EXERCISE PROMPT ::
Reproduce the whole listing, keeping every character the same.

BEGIN

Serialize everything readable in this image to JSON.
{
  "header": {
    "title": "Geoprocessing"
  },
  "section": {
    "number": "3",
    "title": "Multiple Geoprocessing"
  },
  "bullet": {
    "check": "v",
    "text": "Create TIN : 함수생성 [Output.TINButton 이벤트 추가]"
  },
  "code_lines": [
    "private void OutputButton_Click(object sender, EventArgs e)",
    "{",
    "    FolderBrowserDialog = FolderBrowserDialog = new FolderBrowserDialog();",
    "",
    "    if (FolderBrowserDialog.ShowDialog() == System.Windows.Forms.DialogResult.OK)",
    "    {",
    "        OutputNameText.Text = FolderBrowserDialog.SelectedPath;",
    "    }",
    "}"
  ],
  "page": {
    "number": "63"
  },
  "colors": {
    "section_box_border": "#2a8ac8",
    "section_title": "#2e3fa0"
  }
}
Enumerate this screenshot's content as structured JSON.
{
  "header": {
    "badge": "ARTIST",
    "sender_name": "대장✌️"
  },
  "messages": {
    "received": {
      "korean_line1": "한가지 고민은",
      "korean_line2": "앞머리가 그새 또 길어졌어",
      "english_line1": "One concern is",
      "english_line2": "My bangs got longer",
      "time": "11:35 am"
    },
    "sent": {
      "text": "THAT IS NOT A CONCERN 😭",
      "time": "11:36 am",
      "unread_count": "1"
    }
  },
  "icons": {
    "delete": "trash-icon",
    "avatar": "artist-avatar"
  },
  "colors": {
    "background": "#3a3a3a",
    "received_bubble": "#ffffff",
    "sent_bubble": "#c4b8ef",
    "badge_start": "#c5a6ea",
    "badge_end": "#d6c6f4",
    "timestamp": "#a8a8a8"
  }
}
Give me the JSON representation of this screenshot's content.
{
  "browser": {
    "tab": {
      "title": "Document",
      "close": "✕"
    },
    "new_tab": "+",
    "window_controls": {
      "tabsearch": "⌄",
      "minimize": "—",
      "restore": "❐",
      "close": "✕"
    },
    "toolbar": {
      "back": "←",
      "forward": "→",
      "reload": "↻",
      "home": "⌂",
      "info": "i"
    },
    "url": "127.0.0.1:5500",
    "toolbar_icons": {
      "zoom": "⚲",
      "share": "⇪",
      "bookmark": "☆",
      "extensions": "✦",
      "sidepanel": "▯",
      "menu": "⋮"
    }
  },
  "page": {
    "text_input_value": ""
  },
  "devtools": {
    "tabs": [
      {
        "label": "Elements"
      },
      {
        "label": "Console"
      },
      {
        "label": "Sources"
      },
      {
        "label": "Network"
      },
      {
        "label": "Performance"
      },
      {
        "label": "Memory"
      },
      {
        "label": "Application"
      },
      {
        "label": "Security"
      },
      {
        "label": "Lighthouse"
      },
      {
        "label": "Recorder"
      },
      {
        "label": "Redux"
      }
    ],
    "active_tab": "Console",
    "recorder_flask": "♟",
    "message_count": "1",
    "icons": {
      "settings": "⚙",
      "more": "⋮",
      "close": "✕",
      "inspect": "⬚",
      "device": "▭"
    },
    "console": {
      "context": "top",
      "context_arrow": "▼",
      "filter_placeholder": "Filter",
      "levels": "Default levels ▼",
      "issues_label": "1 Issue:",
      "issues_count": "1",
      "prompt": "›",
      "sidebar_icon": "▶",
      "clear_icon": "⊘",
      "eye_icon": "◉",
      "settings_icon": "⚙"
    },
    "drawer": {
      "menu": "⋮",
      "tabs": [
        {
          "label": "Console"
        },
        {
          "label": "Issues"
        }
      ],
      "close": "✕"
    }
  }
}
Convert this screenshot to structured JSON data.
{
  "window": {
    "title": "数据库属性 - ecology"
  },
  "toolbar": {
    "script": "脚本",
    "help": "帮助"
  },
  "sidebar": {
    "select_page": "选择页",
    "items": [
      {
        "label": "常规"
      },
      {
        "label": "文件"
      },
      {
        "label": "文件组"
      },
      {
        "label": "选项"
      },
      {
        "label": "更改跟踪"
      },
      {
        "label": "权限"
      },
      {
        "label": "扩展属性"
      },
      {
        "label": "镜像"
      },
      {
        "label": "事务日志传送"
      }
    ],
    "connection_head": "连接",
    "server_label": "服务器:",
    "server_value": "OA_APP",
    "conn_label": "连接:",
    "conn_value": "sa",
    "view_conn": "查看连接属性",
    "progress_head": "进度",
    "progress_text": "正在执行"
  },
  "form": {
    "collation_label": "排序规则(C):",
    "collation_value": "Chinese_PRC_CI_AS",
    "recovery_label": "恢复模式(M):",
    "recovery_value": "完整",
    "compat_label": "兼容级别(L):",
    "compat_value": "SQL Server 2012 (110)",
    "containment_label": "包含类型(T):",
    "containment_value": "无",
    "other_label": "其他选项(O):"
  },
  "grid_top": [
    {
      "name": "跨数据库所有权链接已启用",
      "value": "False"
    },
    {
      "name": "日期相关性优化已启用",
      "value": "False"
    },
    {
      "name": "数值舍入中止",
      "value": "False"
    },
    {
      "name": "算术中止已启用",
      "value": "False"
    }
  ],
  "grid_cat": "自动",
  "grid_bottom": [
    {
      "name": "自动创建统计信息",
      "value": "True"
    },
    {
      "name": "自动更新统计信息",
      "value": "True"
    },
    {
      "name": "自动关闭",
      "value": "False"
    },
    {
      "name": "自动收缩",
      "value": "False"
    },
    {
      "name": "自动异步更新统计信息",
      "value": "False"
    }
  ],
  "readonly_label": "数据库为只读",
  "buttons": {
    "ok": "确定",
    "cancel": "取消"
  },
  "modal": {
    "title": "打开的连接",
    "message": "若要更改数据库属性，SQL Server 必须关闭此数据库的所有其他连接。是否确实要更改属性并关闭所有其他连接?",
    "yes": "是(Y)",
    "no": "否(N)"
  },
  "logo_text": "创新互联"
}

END

ANSWER SPACE ::
Serialize everything readable in this image to JSON.
{
  "header": {
    "title": "Geoprocessing"
  },
  "section": {
    "number": "3",
    "title": "Multiple Geoprocessing"
  },
  "bullet": {
    "check": "v",
    "text": "Create TIN : 함수생성 [Output.TINButton 이벤트 추가]"
  },
  "code_lines": [
    "private void OutputButton_Click(object sender, EventArgs e)",
    "{",
    "    FolderBrowserDialog = FolderBrowserDialog = new FolderBrowserDialog();",
    "",
    "    if (FolderBrowserDialog.ShowDialog() == System.Windows.Forms.DialogResult.OK)",
    "    {",
    "        OutputNameText.Text = FolderBrowserDialog.SelectedPath;",
    "    }",
    "}"
  ],
  "page": {
    "number": "63"
  },
  "colors": {
    "section_box_border": "#2a8ac8",
    "section_title": "#2e3fa0"
  }
}
Enumerate this screenshot's content as structured JSON.
{
  "header": {
    "badge": "ARTIST",
    "sender_name": "대장✌️"
  },
  "messages": {
    "received": {
      "korean_line1": "한가지 고민은",
      "korean_line2": "앞머리가 그새 또 길어졌어",
      "english_line1": "One concern is",
      "english_line2": "My bangs got longer",
      "time": "11:35 am"
    },
    "sent": {
      "text": "THAT IS NOT A CONCERN 😭",
      "time": "11:36 am",
      "unread_count": "1"
    }
  },
  "icons": {
    "delete": "trash-icon",
    "avatar": "artist-avatar"
  },
  "colors": {
    "background": "#3a3a3a",
    "received_bubble": "#ffffff",
    "sent_bubble": "#c4b8ef",
    "badge_start": "#c5a6ea",
    "badge_end": "#d6c6f4",
    "timestamp": "#a8a8a8"
  }
}
Give me the JSON representation of this screenshot's content.
{
  "browser": {
    "tab": {
      "title": "Document",
      "close": "✕"
    },
    "new_tab": "+",
    "window_controls": {
      "tabsearch": "⌄",
      "minimize": "—",
      "restore": "❐",
      "close": "✕"
    },
    "toolbar": {
      "back": "←",
      "forward": "→",
      "reload": "↻",
      "home": "⌂",
      "info": "i"
    },
    "url": "127.0.0.1:5500",
    "toolbar_icons": {
      "zoom": "⚲",
      "share": "⇪",
      "bookmark": "☆",
      "extensions": "✦",
      "sidepanel": "▯",
      "menu": "⋮"
    }
  },
  "page": {
    "text_input_value": ""
  },
  "devtools": {
    "tabs": [
      {
        "label": "Elements"
      },
      {
        "label": "Console"
      },
      {
        "label": "Sources"
      },
      {
        "label": "Network"
      },
      {
        "label": "Performance"
      },
      {
        "label": "Memory"
      },
      {
        "label": "Application"
      },
      {
        "label": "Security"
      },
      {
        "label": "Lighthouse"
      },
      {
        "label": "Recorder"
      },
      {
        "label": "Redux"
      }
    ],
    "active_tab": "Console",
    "recorder_flask": "♟",
    "message_count": "1",
    "icons": {
      "settings": "⚙",
      "more": "⋮",
      "close": "✕",
      "inspect": "⬚",
      "device": "▭"
    },
    "console": {
      "context": "top",
      "context_arrow": "▼",
      "filter_placeholder": "Filter",
      "levels": "Default levels ▼",
      "issues_label": "1 Issue:",
      "issues_count": "1",
      "prompt": "›",
      "sidebar_icon": "▶",
      "clear_icon": "⊘",
      "eye_icon": "◉",
      "settings_icon": "⚙"
    },
    "drawer": {
      "menu": "⋮",
      "tabs": [
        {
          "label": "Console"
        },
        {
          "label": "Issues"
        }
      ],
      "close": "✕"
    }
  }
}
Convert this screenshot to structured JSON data.
{
  "window": {
    "title": "数据库属性 - ecology"
  },
  "toolbar": {
    "script": "脚本",
    "help": "帮助"
  },
  "sidebar": {
    "select_page": "选择页",
    "items": [
      {
        "label": "常规"
      },
      {
        "label": "文件"
      },
      {
        "label": "文件组"
      },
      {
        "label": "选项"
      },
      {
        "label": "更改跟踪"
      },
      {
        "label": "权限"
      },
      {
        "label": "扩展属性"
      },
      {
        "label": "镜像"
      },
      {
        "label": "事务日志传送"
      }
    ],
    "connection_head": "连接",
    "server_label": "服务器:",
    "server_value": "OA_APP",
    "conn_label": "连接:",
    "conn_value": "sa",
    "view_conn": "查看连接属性",
    "progress_head": "进度",
    "progress_text": "正在执行"
  },
  "form": {
    "collation_label": "排序规则(C):",
    "collation_value": "Chinese_PRC_CI_AS",
    "recovery_label": "恢复模式(M):",
    "recovery_value": "完整",
    "compat_label": "兼容级别(L):",
    "compat_value": "SQL Server 2012 (110)",
    "containment_label": "包含类型(T):",
    "containment_value": "无",
    "other_label": "其他选项(O):"
  },
  "grid_top": [
    {
      "name": "跨数据库所有权链接已启用",
      "value": "False"
    },
    {
      "name": "日期相关性优化已启用",
      "value": "False"
    },
    {
      "name": "数值舍入中止",
      "value": "False"
    },
    {
      "name": "算术中止已启用",
      "value": "False"
    }
  ],
  "grid_cat": "自动",
  "grid_bottom": [
    {
      "name": "自动创建统计信息",
      "value": "True"
    },
    {
      "name": "自动更新统计信息",
      "value": "True"
    },
    {
      "name": "自动关闭",
      "value": "False"
    },
    {
      "name": "自动收缩",
      "value": "False"
    },
    {
      "name": "自动异步更新统计信息",
      "value": "False"
    }
  ],
  "readonly_label": "数据库为只读",
  "buttons": {
    "ok": "确定",
    "cancel": "取消"
  },
  "modal": {
    "title": "打开的连接",
    "message": "若要更改数据库属性，SQL Server 必须关闭此数据库的所有其他连接。是否确实要更改属性并关闭所有其他连接?",
    "yes": "是(Y)",
    "no": "否(N)"
  },
  "logo_text": "创新互联"
}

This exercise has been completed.